deflection system there are elaborate function generators to correct
the scan for linearity, dynamic brightness control and dynamic focus.
The deflection system used a generic consumer TDA2653A chip but
with significant elaboration.
The above circuit is my sync
generator and automatic monitor switcher. The VR299 was a fixed
scan rate monitor and for pc use, with its varying scan rate changes as
it first booted DOS and then fired up Windoze made it hard to use
without a standard scan vga monitor around. The standard vga monitor
would be activated when the pc was in dos, or windoze had crashed out
to a DOS screen. In 32bit mode, the SVGA drivers and scan rates would
become active, this change being detected and latched with the
monostable and D flip flop. I reused the VR299 composite sync
seperator as this was easier. I derived a composite sync from the PCs
seperate H and V sync with the XOR gates. I used CMOS logic here
because there was a conveinient spot in the monitor that had 12 volts
availalbe. The annoying propensity of the pc to switch scan rates
was the motivation for the incredible added complexity of the multiscan
This is the horizontal deflection system. It includes dynamic coarse
and fine focus and scan intensity correction,pin cushion
correction and elaborate linearity controls. An auxilliary
winding on the scan/EHT transformer is monitored for a sustained
collapse of flux which could indicate the H sync frequency being too
low/high or a failure, this would initiate an automatic shutdown
of the horizontal deflection system.
This is the video processing card.
This card was mounted on the back of the monitor and had 75ohm BNC
connectors right on the card. The video gain/offset is managed with
MC1496 multipliers and then amplified up to CRT drive level through
microwave transistors. There were three video boards, this board which
had low level video signals, a smaller board with heatsink directly
mounted on the CRT which held the CRT cathode drivers and yet another
board mounted directly on the CRT terminal pins.
time has moved on. In the ten years since I went to this trouble, my
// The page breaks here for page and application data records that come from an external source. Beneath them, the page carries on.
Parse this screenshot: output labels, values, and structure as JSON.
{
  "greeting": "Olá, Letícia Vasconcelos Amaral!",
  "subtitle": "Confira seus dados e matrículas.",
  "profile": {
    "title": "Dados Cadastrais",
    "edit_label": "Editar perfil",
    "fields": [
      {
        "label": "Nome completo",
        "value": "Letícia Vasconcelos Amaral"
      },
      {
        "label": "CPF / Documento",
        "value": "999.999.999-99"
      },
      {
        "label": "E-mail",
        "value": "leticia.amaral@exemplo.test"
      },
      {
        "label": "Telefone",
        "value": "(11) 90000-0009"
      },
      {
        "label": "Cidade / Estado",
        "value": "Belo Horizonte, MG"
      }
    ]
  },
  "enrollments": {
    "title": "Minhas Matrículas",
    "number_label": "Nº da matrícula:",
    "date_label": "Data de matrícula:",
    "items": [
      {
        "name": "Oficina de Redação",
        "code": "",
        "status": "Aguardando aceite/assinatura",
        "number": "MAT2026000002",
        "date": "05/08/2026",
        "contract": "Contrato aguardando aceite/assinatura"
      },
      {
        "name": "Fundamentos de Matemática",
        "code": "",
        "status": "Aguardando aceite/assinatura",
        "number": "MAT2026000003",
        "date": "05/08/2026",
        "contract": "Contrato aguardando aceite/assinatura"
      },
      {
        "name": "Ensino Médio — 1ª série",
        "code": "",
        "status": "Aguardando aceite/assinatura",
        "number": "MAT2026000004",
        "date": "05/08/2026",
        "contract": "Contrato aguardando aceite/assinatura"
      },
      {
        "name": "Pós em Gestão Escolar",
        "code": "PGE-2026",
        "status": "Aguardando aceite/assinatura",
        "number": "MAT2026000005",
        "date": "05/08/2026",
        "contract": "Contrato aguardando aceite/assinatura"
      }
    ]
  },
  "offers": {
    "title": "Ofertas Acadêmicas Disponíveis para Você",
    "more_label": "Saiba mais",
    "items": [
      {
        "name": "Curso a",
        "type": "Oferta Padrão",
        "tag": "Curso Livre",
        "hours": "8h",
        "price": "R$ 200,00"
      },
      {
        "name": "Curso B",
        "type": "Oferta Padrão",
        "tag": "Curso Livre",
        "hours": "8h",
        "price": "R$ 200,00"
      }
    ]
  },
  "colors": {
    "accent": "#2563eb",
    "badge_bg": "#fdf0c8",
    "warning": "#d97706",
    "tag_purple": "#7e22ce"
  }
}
converted monitor continued its interupted journey to landfill.
Nineteen inch monitors became the standard, and now corporate dumpsters
and council hard rubbish collections consist of functional nineteen
inch monitors. They have all been replaced by various LCD
flatscreen devices that are mostly horrible to look at. A real CRT
trully has an "inifinite" colorspace, whereas the LCD monitor at best
has a 16bit colorspace. At least they dont flicker, eat deskspace and
cost the earth to run. There are many dead nineteen inch LCD
monitors now appearing in hard rubbish. They are there because the
cheesy power supplies all suffer from bulging electrolytic
capacitors. This is a very easily repairable condition.
Thats a pity because there is allmost never anything wrong with
the display. Really old ones may have dim illuminators